_What you should do_.
Set down the entries once more, exactly as given.

_Data to examine_.
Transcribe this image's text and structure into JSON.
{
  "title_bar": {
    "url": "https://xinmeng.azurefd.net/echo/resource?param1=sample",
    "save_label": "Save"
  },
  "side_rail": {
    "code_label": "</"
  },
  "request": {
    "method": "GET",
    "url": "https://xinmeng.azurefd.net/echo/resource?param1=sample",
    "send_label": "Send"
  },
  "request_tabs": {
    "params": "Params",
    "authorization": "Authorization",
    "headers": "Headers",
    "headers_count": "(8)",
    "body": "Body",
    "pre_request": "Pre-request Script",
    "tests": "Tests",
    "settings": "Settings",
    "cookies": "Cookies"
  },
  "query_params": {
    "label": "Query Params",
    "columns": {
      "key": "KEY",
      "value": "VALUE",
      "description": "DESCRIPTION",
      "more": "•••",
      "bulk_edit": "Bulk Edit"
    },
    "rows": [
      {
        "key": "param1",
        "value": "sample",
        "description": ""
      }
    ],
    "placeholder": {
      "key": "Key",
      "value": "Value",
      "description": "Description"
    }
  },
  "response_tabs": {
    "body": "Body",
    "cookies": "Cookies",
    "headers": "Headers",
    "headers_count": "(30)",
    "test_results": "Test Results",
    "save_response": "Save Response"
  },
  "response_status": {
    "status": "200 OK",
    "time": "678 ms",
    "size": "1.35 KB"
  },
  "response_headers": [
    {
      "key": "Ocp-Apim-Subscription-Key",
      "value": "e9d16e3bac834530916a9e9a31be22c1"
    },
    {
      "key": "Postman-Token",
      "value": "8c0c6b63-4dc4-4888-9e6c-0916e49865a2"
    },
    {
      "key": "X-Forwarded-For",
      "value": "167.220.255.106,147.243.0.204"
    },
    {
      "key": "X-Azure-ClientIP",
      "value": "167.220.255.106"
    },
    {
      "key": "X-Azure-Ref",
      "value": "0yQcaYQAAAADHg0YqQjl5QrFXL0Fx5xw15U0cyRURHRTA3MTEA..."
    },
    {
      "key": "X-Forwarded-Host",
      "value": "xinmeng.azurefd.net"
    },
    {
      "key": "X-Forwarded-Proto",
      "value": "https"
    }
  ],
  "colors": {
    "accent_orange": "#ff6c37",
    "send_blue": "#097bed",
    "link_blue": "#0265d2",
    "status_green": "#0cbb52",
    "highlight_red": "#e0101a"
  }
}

_Written response_.
Transcribe this image's text and structure into JSON.
{
  "title_bar": {
    "url": "https://xinmeng.azurefd.net/echo/resource?param1=sample",
    "save_label": "Save"
  },
  "side_rail": {
    "code_label": "</"
  },
  "request": {
    "method": "GET",
    "url": "https://xinmeng.azurefd.net/echo/resource?param1=sample",
    "send_label": "Send"
  },
  "request_tabs": {
    "params": "Params",
    "authorization": "Authorization",
    "headers": "Headers",
    "headers_count": "(8)",
    "body": "Body",
    "pre_request": "Pre-request Script",
    "tests": "Tests",
    "settings": "Settings",
    "cookies": "Cookies"
  },
  "query_params": {
    "label": "Query Params",
    "columns": {
      "key": "KEY",
      "value": "VALUE",
      "description": "DESCRIPTION",
      "more": "•••",
      "bulk_edit": "Bulk Edit"
    },
    "rows": [
      {
        "key": "param1",
        "value": "sample",
        "description": ""
      }
    ],
    "placeholder": {
      "key": "Key",
      "value": "Value",
      "description": "Description"
    }
  },
  "response_tabs": {
    "body": "Body",
    "cookies": "Cookies",
    "headers": "Headers",
    "headers_count": "(30)",
    "test_results": "Test Results",
    "save_response": "Save Response"
  },
  "response_status": {
    "status": "200 OK",
    "time": "678 ms",
    "size": "1.35 KB"
  },
  "response_headers": [
    {
      "key": "Ocp-Apim-Subscription-Key",
      "value": "e9d16e3bac834530916a9e9a31be22c1"
    },
    {
      "key": "Postman-Token",
      "value": "8c0c6b63-4dc4-4888-9e6c-0916e49865a2"
    },
    {
      "key": "X-Forwarded-For",
      "value": "167.220.255.106,147.243.0.204"
    },
    {
      "key": "X-Azure-ClientIP",
      "value": "167.220.255.106"
    },
    {
      "key": "X-Azure-Ref",
      "value": "0yQcaYQAAAADHg0YqQjl5QrFXL0Fx5xw15U0cyRURHRTA3MTEA..."
    },
    {
      "key": "X-Forwarded-Host",
      "value": "xinmeng.azurefd.net"
    },
    {
      "key": "X-Forwarded-Proto",
      "value": "https"
    }
  ],
  "colors": {
    "accent_orange": "#ff6c37",
    "send_blue": "#097bed",
    "link_blue": "#0265d2",
    "status_green": "#0cbb52",
    "highlight_red": "#e0101a"
  }
}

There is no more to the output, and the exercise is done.